The Most Annoying Friends on Social Media
We all have “that friend” on Facebook, Twitter, Instagram and Snapchat.
They aren’t Internet trolls, but they get on your nerves. Each social media platform has unique uses yet some people can’t get the hang of social media etiquette. Nevertheless, you don’t want to remove them from your friends/followers. Perhaps you see them on a regular basis, have family ties, or just know that they’re better in person. But just incase an annoying friend sees this article, we’ve shared a couple of solutions.
Spreading rumors on Facebook
The problem- These friends will post just about anything to share their point of view, even if it isn’t factual information. These posts clog your newsfeed and spread lies like rapid fire. You could unfollow them, but you’d hate to miss important posts about their personal life.
If you’re “that friend”- Only share news and posts from credible sources. On social networks, you create a digital footprint. This history can be explored by employers, potential partners, whoever is curious about your online presence. You don’t want this type of misinformation on your page! Stop the habit now.
Stealing content from parody accounts on Twitter.
The problem- They find jokes and post them as their own. It’s not just desperate, but noticeable (with a simple copy and paste in the search bar). It could be for engagement, since they know the joke works. But it’s a form of plagiarism, and people can report you on sites like Twitter.
If you’re “that friend”- Just retweet! It will still share the joke with your followers without passing along content that isn’t yours. It’s a nice way to give credit, and the account will be thankful. Maybe you’ll even get a follow back. Then, come up with your own material! Original content will give people a reason to follow you.
Posting weather screenshots on Instagram
The problem- Instagram is a creative outlet- no screen shots allowed. This disturbs people’s newsfeeds, as they scroll for more visual engaging posts. By standing out like this, you could even lose followers. On Instagram, it doesn’t display whether or not someone follows you back (like Twitter). Instead, you have to look through follower lists. So people can sneakily unfollow you if they get sick of your posts, without much backlash! And chances are, you don’t want to bother people or lose followers.

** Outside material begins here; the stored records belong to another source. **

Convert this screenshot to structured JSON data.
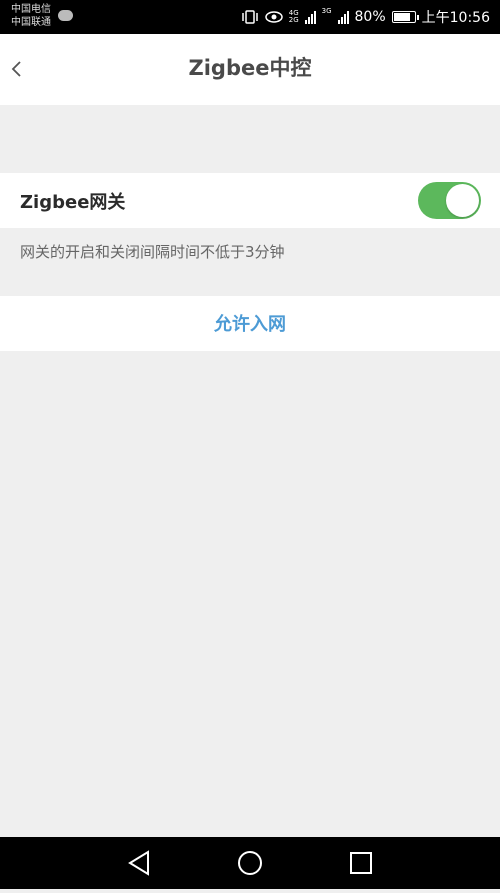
{
  "status_bar": {
    "carrier1": "中国电信",
    "carrier2": "中国联通",
    "net1": "4G",
    "net2": "2G",
    "net3": "3G",
    "battery": "80%",
    "time": "上午10:56"
  },
  "header": {
    "title": "Zigbee中控"
  },
  "gateway": {
    "label": "Zigbee网关",
    "enabled": true
  },
  "hint_text": "网关的开启和关闭间隔时间不低于3分钟",
  "allow_join": {
    "label": "允许入网"
  },
  "colors": {
    "toggle_on": "#5cb85c",
    "link": "#4d9bd5"
  }
}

If you’re “that friend”- Take an eye-catching picture outdoors and add a caption (you’ll definitely get more likes). Or, just tweet the screenshot. Twitter and Facebook are certainly better outlets for this type of material, but think again- wouldn’t people rather just see your own photo?
Creating 100+ second My Story on Snapchat
The problem- They think they’re more interesting than everyone else. These Snapchat stories include both videos and photos that repeat content. Or, even worse, it’s a ton of videos of you lip syncing or excessive concert footage. Whatever the content- ask yourself if your story is valuable?
If you’re “that friend”- Instead of multiple 10 second clips, take shorter videos of the highlights. Consider what people want to see. If you notice that you have a high number of views in the beginning of your story, and then they decline, chances are people lose interest.
You’re not the only one who struggles with good friends that have poor social (media) cues. What else can you add to the list? And what would you advise to the violators?